Start of Block

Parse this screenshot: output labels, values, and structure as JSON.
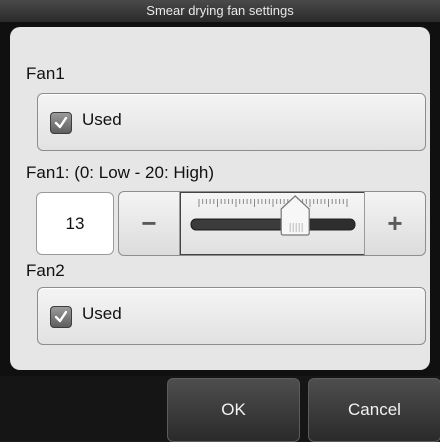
{
  "dialog": {
    "title": "Smear drying fan settings"
  },
  "fan1": {
    "section_label": "Fan1",
    "checkbox_label": "Used",
    "checked": true
  },
  "fan1_level": {
    "label": "Fan1: (0: Low - 20: High)",
    "value": "13",
    "min": 0,
    "max": 20,
    "minus_symbol": "−",
    "plus_symbol": "+"
  },
  "fan2": {
    "section_label": "Fan2",
    "checkbox_label": "Used",
    "checked": true
  },
  "buttons": {
    "ok_label": "OK",
    "cancel_label": "Cancel"
  },
  "icons": {
    "check": "checkmark-icon",
    "minus": "minus-icon",
    "plus": "plus-icon",
    "slider_thumb": "slider-thumb-icon"
  }
}
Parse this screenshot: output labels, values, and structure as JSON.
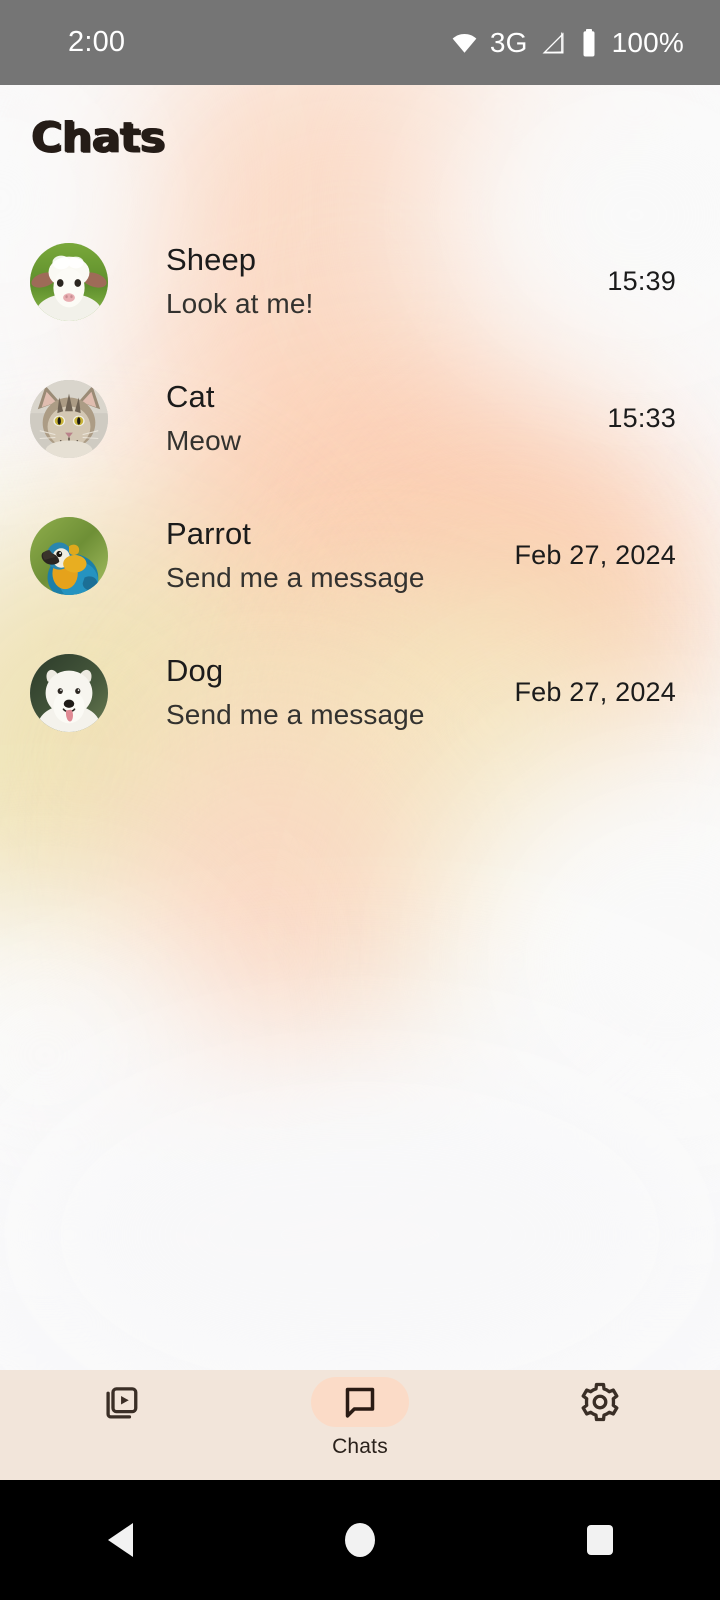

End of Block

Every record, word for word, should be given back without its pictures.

Parse this screenshot: output labels, values, and structure as JSON.
{
  "dialog": {
    "title": "Smear drying fan settings"
  },
  "fan1": {
    "section_label": "Fan1",
    "checkbox_label": "Used",
    "checked": true
  },
  "fan1_level": {
    "label": "Fan1: (0: Low - 20: High)",
    "value": "13",
    "min": 0,
    "max": 20,
    "minus_symbol": "−",
    "plus_symbol": "+"
  },
  "fan2": {
    "section_label": "Fan2",
    "checkbox_label": "Used",
    "checked": true
  },
  "buttons": {
    "ok_label": "OK",
    "cancel_label": "Cancel"
  },
  "icons": {
    "check": "checkmark-icon",
    "minus": "minus-icon",
    "plus": "plus-icon",
    "slider_thumb": "slider-thumb-icon"
  }
}
Parse this screenshot: output labels, values, and structure as JSON.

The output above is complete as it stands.